STATE COLLEGE, Pa., Oct. 11 (UPI) -- Letters sent to the judge who sentenced former Penn State assistant football coach Jerry Sandusky said the boys who accused him of sexual abuse were liars.
The letters, which weren't read during Tuesday's sentencing, were sent to Common Pleas Judge John Cleland by Sandusky and his wife, Dottie Sandusky. The letters depicted the boys Sandusky was convicted of assaulting sexually as ungrateful and liars, and themselves as victims of a conspiracy, CNN reported Thursday.
Sandusky was sentenced Tuesday In letters to the judge who would sentence the former coach, the Sanduskys portrayed themselves as virtuous victims of a vast conspiracy. They blamed powerful, image-conscious forces at Penn State University, lying cops, ambitious prosecutors and a scandal-hungry news media.

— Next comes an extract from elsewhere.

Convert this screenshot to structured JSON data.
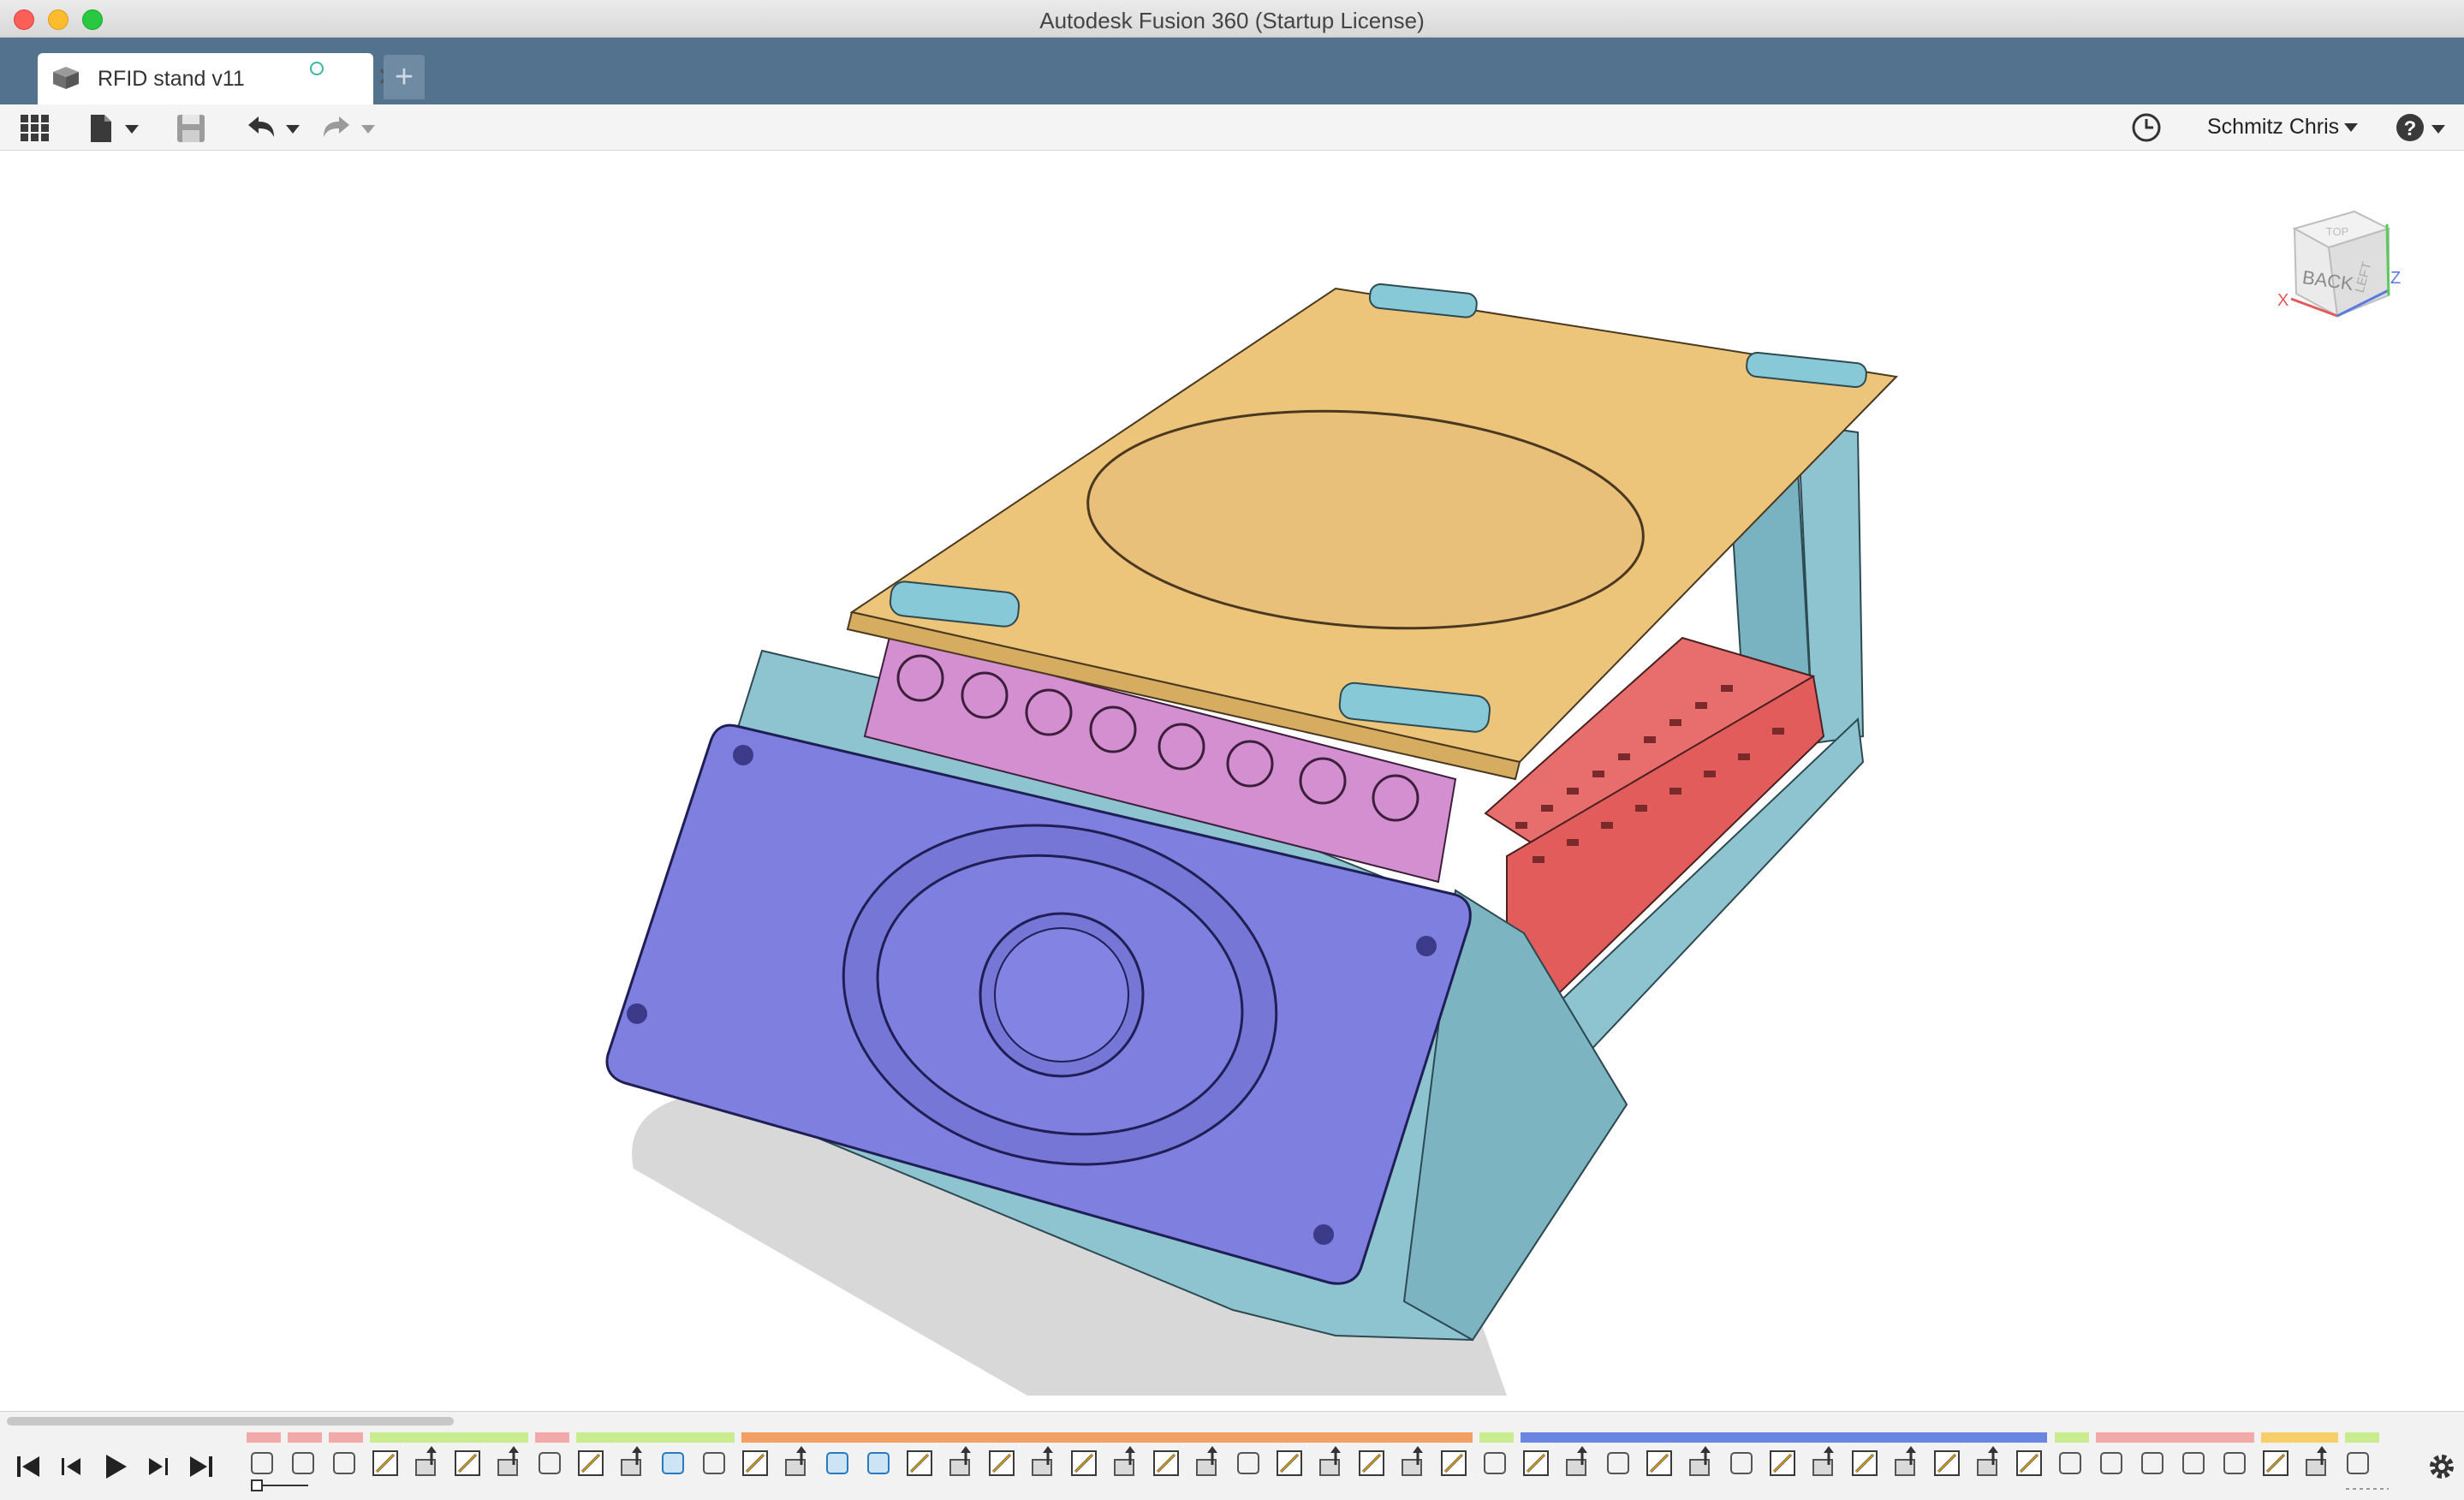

Sandusky, 68, was sentenced Tuesday to not less than 30 years, and not more than 60 years in prison. Sandusky was convicted on 45 counts of sexually assaulting boys.
In the letters, the ex-coach offered little sympathy for the 10 boys he was convicted of molesting, instead trying to shift the blame, noting that the boys came from unstable homes, CNN said.
"Nobody mentioned the impact of abandonment, neglect, abuse, insecurity and conflicting messages that the biological parents might have had in this," he wrote.
As the prosecution's case in chief neared its end, Matt Sandusky, who was 18 when the Sanduskys adopted him after he spent time with them in foster care, told investigators that the coach molested him as well.
He did not testify at trial. Jerry Sandusky, however, said his adopted son's abandonment and potentially damaging testimony prevented him from testifying on his own behalf, CNN reported.
Dottie Sandusky lashed out at her adopted son, writing, "We have forgiven him many times for all he has done to our family, thinking that he was changing his life, but he would always go back to his stealing and lies. He has been [diagnosed] bipolar, but he refuses to take his medicine."
She also said she no longer has belief in the police or the legal system.
"To think that they can lie and get by with the lies," she wrote. "The press has been unbelievable. People who have not met us are writing untruths."